To the Editor:— I read with great interest the study of mouth opening and craniocervical extension by Calder et al. 1Although the authors were circumspect in their interpretation, the relation between extension and mouth opening may provide an important basis for laryngoscopic positioning. Adnet et al. 2demonstrated that for routine intubation, the “sniffing position” does not confer any advantage over simple head extension. Put another way (again, for routine intubation), the essential advantage of the sniffing position over the neutral position results from head extension. Other studies of Adnet et al. 3,4have shown that neither the sniffing position nor simple extension result in the alignment of the oral, laryngeal, and pharyngeal axes. Collectively, these data resulted in a fundamental question: If extension is the essential advantage of the sniffing position over neutrality and extension does not align the oral, laryngeal, and pharyngeal axes, wherein lies its value? The study of Calder et al. makes an important step toward an answer: The value of extension may be that it facilitates mouth opening rather than axis alignment.
It has clearly been shown that limitations of mouth opening are associated with difficult intubation. 5,6The study by Karkouti et al. 6demonstrates that poor mouth opening and craniocervical extension are predictive of difficult intubation. These two “independent” variables have now been shown to be linked, suggesting that limitation of interdental distance is the ultimate disadvantage imposed by impaired extension. It is of interest to consider whether other predictors of difficult intubation, such as micrognathia or decreased thyromental distance, are also related to mouth opening or impaired extension. It is of further interest to consider the Mallampati classification as another measure of mouth opening. Mouth opening is expressed as interdental distance in the study of Calder et al. , whereas with the Mallampati classification, it can be expressed as palatoglossal distance. Stated another way, interdental distance reflects true mouth opening, while palatoglossal distance reflects effective mouth opening, i.e. , the actual volume of free space achievable in the oral cavity independent of the interdental distance. When either interdental or palatoglossal distance are limited by conditions such a decreased cervical mobility, micrognathia, or hyperglossia, intubation is rendered more difficult.
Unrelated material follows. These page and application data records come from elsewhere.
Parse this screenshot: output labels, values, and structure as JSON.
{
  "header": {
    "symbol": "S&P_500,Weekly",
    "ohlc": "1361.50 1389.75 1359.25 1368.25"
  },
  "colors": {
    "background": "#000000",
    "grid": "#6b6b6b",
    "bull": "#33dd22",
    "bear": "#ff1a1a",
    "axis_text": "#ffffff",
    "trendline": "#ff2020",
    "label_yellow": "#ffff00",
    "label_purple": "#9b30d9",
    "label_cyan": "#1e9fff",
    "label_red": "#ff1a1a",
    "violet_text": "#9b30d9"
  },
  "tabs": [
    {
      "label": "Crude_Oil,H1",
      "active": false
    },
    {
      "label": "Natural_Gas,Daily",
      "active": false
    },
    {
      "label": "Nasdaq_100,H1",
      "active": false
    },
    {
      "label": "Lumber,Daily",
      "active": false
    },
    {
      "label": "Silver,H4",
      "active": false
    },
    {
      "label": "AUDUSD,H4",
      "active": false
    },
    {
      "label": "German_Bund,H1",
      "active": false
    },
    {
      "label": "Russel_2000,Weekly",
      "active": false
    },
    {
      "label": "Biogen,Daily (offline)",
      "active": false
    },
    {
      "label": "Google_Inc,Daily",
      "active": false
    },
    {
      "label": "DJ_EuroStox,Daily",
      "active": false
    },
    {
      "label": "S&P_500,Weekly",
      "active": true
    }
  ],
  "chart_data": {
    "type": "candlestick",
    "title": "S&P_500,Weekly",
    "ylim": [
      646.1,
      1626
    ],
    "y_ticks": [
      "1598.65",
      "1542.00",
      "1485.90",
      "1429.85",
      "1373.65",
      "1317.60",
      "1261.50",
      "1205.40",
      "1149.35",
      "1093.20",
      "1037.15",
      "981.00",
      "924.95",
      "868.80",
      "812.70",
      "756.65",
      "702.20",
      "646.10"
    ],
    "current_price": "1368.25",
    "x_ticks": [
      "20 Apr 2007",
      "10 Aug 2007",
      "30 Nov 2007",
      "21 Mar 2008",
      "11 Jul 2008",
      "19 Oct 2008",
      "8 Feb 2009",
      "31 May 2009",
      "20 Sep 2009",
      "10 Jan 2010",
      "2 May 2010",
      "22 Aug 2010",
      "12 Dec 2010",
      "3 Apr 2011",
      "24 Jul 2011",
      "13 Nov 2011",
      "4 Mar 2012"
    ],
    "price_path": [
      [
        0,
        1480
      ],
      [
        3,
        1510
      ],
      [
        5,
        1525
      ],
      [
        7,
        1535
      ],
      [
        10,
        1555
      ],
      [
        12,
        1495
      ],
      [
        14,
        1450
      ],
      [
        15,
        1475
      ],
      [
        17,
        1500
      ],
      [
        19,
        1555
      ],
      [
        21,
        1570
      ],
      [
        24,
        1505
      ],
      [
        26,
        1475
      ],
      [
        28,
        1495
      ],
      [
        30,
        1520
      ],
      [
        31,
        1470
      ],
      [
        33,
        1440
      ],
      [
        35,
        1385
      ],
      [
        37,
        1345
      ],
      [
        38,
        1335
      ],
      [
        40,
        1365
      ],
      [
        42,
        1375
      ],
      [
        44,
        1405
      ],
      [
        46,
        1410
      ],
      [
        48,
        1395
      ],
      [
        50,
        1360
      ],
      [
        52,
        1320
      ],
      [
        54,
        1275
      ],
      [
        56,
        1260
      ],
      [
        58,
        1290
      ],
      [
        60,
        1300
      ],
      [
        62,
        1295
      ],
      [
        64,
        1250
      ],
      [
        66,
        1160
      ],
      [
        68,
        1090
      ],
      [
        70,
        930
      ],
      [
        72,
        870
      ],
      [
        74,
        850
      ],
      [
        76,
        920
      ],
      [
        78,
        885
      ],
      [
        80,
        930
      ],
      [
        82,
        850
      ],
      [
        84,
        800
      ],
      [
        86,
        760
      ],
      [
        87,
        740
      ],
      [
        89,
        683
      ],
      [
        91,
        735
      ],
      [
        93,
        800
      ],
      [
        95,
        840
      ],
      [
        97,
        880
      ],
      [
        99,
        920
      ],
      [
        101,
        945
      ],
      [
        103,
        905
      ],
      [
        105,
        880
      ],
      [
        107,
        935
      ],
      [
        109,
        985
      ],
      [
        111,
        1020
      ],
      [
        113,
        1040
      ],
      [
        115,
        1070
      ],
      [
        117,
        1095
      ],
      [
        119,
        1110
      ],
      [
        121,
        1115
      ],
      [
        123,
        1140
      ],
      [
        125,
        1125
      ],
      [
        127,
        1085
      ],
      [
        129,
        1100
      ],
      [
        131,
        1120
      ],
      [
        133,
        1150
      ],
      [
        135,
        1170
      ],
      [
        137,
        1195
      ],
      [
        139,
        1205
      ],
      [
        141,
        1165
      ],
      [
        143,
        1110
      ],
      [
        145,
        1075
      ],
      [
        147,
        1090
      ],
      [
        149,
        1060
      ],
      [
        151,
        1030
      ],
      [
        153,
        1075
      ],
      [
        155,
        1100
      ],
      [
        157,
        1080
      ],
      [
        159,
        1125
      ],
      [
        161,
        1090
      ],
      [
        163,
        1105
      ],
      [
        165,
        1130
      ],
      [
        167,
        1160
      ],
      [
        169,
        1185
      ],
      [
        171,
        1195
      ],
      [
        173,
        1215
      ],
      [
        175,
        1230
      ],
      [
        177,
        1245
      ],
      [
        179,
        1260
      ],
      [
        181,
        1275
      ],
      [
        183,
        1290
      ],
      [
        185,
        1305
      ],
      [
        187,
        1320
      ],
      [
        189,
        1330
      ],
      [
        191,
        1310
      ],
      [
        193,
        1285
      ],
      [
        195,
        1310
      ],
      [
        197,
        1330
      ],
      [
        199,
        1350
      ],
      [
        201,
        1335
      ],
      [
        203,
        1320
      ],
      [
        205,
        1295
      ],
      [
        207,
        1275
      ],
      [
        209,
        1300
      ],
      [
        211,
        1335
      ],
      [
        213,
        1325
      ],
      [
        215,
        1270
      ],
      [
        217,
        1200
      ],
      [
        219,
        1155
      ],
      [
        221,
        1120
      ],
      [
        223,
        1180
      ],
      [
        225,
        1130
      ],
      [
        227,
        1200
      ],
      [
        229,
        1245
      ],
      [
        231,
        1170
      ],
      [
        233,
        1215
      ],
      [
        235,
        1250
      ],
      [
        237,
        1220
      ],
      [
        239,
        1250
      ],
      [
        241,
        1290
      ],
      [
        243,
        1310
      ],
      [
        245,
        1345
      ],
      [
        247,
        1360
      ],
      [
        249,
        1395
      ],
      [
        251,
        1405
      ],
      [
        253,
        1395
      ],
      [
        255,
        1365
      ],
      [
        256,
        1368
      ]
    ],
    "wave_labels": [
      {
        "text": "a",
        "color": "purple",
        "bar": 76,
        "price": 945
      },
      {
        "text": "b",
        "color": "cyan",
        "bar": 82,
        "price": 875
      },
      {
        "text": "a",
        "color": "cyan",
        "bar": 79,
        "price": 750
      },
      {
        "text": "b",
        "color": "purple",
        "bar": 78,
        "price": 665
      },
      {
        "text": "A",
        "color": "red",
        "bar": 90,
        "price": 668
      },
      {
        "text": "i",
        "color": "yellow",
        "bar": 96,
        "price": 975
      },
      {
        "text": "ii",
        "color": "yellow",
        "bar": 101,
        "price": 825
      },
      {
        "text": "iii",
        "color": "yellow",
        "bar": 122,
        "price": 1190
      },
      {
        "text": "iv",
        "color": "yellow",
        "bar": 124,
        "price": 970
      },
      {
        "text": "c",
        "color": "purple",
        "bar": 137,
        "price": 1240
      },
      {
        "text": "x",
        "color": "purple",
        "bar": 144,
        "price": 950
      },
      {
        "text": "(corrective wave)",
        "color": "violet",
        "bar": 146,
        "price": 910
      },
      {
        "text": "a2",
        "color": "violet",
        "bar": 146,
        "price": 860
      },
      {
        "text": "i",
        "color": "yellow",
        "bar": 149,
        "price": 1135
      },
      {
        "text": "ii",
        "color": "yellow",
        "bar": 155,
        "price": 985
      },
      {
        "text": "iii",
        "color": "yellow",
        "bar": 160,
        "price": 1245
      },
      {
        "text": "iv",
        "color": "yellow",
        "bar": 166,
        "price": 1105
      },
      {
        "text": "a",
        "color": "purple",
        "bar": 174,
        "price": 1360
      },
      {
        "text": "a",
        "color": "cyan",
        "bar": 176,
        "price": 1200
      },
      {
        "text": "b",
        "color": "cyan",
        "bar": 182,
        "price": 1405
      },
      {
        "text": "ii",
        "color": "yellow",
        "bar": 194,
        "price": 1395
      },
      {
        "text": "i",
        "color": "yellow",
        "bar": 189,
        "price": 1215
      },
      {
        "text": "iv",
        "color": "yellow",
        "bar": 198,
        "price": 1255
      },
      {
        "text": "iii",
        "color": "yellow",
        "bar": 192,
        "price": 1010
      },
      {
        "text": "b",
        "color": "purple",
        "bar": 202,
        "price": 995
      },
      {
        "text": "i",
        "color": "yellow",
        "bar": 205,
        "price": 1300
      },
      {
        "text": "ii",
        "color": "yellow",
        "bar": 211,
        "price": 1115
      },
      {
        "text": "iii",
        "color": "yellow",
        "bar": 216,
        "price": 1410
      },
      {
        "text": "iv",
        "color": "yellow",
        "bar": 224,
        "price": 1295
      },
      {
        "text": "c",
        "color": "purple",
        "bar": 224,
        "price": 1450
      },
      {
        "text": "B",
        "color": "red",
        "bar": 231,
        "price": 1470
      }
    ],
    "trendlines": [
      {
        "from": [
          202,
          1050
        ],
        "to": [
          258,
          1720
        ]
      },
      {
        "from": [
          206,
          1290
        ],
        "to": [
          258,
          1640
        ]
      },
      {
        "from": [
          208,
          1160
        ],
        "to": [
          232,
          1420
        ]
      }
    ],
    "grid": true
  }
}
The study of Calder et al. , in conjunction with the studies cited above, suggests that craniocervical extension is a crucial aspect of laryngoscopic positioning and that its value lies in optimizing the degree of interdental distance. As the authors suggest, the next step is to investigate this in the setting of true laryngoscopic positioning, evaluating the maximal gape-facilitating angle of extension in anesthetized patients whose oral airways are actively being manipulated. I would further suggest that mouth opening—delineated as true (inter-dental distance) and effective (palatoglossal distance)—may emerge as the most important measure of difficult intubation and that its maximization may form the basis of rational laryngoscopic positioning.